[Items from an interface collection]
-------------------------

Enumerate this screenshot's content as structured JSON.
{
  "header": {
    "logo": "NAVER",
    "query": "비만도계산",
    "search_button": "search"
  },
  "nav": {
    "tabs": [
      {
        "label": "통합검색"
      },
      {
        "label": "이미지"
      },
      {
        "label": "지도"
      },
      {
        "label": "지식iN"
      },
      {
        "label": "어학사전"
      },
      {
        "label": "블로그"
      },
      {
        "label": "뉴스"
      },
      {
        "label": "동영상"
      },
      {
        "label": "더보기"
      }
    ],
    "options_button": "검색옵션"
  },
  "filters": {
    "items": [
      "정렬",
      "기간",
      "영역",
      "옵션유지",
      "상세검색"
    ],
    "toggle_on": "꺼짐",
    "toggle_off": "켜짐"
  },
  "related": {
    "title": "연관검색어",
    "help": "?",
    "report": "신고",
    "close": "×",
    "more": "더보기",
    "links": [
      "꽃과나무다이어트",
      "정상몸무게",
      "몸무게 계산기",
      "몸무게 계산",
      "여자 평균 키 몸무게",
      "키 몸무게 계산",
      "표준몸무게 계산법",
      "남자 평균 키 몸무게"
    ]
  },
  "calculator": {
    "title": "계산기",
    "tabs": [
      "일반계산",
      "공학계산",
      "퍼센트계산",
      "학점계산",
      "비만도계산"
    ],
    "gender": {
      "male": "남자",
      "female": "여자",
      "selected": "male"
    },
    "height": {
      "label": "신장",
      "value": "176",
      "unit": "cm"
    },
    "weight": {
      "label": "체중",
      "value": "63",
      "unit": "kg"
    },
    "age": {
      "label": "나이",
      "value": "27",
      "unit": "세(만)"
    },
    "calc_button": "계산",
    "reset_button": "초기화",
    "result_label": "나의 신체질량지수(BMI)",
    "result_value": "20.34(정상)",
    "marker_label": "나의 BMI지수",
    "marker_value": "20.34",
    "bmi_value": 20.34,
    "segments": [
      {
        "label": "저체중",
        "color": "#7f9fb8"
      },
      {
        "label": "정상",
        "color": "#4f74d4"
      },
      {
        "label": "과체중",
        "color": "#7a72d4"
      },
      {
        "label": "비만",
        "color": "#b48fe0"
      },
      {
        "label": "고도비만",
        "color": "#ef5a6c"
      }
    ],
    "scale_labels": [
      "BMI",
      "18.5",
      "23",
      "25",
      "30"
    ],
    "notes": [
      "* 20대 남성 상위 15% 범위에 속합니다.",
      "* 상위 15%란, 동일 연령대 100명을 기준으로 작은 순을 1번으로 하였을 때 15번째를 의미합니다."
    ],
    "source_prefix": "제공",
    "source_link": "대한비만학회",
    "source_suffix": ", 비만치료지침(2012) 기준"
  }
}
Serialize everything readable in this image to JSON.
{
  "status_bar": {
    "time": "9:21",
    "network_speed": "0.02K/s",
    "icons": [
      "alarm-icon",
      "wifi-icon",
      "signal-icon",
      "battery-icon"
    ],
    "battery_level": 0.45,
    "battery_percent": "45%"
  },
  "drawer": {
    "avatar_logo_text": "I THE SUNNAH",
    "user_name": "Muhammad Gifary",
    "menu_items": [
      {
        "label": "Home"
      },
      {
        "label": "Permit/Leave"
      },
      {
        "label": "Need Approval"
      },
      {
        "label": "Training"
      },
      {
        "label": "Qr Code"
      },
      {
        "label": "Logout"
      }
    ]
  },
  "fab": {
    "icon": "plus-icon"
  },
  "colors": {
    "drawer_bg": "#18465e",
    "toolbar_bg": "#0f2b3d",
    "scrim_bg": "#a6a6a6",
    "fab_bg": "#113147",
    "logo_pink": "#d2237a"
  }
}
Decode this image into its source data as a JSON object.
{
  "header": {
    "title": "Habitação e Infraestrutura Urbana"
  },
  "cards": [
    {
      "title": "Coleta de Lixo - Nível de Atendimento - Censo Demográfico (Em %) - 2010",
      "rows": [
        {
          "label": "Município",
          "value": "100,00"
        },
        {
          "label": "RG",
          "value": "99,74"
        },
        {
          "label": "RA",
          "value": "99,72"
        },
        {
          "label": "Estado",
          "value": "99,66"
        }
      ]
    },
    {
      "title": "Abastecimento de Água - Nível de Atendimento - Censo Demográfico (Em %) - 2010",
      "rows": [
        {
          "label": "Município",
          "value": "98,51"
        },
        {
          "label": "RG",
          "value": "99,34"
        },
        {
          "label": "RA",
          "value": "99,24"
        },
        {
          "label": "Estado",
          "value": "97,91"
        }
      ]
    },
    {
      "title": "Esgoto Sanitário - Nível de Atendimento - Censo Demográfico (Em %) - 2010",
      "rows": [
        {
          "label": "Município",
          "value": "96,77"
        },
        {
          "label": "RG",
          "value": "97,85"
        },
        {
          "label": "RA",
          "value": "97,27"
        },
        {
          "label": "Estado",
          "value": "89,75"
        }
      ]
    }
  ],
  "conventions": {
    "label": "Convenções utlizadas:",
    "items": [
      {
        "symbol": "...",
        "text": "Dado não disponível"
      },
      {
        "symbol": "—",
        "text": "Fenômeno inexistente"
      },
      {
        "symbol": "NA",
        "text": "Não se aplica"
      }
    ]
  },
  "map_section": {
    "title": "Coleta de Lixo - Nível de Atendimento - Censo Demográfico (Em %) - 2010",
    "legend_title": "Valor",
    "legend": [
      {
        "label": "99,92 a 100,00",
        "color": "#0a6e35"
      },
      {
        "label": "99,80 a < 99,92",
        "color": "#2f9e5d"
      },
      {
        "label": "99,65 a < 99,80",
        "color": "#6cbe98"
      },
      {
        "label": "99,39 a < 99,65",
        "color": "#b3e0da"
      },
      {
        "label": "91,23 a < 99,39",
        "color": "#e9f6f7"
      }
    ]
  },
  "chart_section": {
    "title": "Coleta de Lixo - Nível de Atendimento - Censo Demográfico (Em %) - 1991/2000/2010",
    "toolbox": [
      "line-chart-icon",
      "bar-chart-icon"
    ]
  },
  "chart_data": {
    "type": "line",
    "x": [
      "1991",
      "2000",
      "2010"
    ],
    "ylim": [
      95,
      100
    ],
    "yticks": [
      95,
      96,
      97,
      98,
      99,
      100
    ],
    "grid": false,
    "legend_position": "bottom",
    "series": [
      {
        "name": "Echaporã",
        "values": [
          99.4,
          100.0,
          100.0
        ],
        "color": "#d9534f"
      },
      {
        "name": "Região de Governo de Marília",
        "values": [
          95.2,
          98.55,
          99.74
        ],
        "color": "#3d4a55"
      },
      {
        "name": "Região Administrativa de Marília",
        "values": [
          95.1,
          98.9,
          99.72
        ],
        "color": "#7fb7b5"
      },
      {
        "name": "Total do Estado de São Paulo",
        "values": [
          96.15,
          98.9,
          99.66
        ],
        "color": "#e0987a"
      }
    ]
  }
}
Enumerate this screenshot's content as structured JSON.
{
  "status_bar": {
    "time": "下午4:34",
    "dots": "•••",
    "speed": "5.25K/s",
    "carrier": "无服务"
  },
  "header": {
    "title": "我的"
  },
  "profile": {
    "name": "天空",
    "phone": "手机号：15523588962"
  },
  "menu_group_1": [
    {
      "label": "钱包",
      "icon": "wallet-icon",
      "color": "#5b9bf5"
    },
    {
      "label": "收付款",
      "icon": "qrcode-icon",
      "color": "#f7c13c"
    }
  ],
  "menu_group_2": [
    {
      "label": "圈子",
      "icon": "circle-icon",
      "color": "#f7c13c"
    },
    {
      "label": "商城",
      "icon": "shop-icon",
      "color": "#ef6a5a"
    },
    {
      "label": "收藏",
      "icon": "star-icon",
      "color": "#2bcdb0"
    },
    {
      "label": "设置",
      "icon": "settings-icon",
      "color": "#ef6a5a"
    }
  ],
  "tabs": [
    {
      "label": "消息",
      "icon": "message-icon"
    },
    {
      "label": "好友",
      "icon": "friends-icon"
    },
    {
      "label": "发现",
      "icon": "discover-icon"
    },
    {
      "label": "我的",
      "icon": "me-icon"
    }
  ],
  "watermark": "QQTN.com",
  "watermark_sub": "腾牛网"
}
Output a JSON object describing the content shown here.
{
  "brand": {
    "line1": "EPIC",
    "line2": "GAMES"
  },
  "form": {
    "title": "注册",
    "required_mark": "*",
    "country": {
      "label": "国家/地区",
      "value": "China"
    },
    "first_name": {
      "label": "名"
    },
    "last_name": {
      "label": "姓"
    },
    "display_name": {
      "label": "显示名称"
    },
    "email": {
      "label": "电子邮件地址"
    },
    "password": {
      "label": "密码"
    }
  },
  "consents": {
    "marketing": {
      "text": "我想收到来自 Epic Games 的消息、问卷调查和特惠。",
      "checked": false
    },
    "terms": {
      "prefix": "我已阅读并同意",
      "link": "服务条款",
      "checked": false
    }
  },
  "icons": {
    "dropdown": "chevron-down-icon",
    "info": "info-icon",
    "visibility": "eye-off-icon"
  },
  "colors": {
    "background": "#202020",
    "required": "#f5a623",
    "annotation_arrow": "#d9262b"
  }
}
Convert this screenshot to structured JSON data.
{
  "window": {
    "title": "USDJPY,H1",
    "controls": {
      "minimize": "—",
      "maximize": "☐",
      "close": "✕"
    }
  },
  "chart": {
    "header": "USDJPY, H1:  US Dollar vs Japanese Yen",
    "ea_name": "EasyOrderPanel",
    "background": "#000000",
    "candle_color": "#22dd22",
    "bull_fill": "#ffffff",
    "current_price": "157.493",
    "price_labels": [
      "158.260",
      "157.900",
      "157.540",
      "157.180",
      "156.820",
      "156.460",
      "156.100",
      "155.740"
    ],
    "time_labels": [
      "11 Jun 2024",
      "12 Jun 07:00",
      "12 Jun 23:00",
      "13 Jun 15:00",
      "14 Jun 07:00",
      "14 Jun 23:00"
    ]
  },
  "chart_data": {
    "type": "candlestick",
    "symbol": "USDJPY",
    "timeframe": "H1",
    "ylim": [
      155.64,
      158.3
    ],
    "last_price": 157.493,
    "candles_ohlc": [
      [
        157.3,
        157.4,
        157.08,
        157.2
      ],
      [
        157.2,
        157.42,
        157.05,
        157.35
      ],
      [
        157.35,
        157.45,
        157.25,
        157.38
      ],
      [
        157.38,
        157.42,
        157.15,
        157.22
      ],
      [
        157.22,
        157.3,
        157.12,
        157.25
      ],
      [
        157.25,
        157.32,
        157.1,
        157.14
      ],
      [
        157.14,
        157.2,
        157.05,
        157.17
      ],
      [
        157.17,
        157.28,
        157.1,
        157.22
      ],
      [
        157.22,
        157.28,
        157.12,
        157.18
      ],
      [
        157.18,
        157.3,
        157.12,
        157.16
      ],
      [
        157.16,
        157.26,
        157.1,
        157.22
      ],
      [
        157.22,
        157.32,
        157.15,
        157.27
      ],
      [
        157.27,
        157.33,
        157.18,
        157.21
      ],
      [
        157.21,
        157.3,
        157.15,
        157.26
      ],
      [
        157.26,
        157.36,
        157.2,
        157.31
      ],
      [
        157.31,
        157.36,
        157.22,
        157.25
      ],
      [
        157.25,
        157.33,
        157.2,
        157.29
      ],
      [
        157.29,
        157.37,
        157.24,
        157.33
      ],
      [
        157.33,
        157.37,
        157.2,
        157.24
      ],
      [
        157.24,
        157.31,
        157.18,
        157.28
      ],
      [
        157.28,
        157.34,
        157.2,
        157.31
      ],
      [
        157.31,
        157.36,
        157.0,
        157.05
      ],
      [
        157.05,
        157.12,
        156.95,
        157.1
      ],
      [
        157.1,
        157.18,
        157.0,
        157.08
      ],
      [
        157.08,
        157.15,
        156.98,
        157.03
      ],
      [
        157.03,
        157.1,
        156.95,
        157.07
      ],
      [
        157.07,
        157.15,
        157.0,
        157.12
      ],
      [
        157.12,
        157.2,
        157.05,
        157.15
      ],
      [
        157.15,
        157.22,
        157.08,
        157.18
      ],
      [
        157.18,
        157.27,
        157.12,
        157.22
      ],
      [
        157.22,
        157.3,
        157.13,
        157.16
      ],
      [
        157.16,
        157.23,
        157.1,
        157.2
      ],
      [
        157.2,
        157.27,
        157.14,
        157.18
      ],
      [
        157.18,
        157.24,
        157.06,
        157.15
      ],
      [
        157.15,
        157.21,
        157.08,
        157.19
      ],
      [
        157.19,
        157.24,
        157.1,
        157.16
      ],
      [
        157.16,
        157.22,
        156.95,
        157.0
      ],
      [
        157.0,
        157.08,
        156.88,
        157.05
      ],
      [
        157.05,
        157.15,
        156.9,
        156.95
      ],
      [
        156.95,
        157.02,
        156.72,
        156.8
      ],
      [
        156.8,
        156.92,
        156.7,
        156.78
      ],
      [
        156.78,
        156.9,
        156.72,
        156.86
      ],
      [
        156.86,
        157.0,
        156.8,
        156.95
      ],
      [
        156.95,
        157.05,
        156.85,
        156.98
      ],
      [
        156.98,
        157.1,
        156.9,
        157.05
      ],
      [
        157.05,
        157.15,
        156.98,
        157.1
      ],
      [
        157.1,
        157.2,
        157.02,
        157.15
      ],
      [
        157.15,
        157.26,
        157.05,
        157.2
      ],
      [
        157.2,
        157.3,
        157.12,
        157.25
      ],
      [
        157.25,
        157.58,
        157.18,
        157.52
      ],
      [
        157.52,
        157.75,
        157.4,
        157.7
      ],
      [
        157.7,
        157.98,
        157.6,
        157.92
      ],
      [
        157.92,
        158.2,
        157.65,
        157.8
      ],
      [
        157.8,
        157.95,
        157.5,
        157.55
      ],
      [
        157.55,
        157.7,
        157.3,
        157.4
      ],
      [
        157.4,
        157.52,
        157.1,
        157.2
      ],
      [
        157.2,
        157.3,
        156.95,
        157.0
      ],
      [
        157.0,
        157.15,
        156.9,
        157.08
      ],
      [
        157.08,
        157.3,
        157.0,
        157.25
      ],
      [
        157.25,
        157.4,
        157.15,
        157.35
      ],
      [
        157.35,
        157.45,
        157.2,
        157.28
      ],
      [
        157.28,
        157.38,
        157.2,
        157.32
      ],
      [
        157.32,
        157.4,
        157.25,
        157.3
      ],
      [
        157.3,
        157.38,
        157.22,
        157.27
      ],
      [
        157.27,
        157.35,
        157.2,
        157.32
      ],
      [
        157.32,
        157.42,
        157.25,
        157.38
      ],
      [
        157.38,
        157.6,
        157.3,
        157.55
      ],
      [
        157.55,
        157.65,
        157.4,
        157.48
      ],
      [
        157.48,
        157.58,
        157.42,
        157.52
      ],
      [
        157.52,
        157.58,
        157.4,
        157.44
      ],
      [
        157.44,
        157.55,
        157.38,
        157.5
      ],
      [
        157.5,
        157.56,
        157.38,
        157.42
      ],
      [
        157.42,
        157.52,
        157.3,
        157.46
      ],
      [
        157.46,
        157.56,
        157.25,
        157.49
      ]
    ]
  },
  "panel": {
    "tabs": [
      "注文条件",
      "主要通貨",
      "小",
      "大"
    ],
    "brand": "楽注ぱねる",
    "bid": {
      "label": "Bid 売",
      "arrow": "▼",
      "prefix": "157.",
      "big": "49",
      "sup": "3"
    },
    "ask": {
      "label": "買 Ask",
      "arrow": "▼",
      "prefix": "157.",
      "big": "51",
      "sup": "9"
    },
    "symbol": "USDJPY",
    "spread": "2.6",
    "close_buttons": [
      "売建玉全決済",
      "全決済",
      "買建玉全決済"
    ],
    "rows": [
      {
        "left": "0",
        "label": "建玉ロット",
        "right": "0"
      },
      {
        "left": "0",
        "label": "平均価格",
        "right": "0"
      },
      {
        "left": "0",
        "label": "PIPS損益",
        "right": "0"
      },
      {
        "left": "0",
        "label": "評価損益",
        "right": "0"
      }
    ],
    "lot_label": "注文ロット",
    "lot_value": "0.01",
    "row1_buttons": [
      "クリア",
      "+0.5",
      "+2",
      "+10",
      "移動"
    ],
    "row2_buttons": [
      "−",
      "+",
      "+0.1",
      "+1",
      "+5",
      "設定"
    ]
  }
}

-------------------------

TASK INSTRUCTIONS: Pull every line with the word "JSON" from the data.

ANSWER TO THIS EXERCISE:
Enumerate this screenshot's content as structured JSON.
Serialize everything readable in this image to JSON.
Decode this image into its source data as a JSON object.
Enumerate this screenshot's content as structured JSON.
Output a JSON object describing the content shown here.
Convert this screenshot to structured JSON data.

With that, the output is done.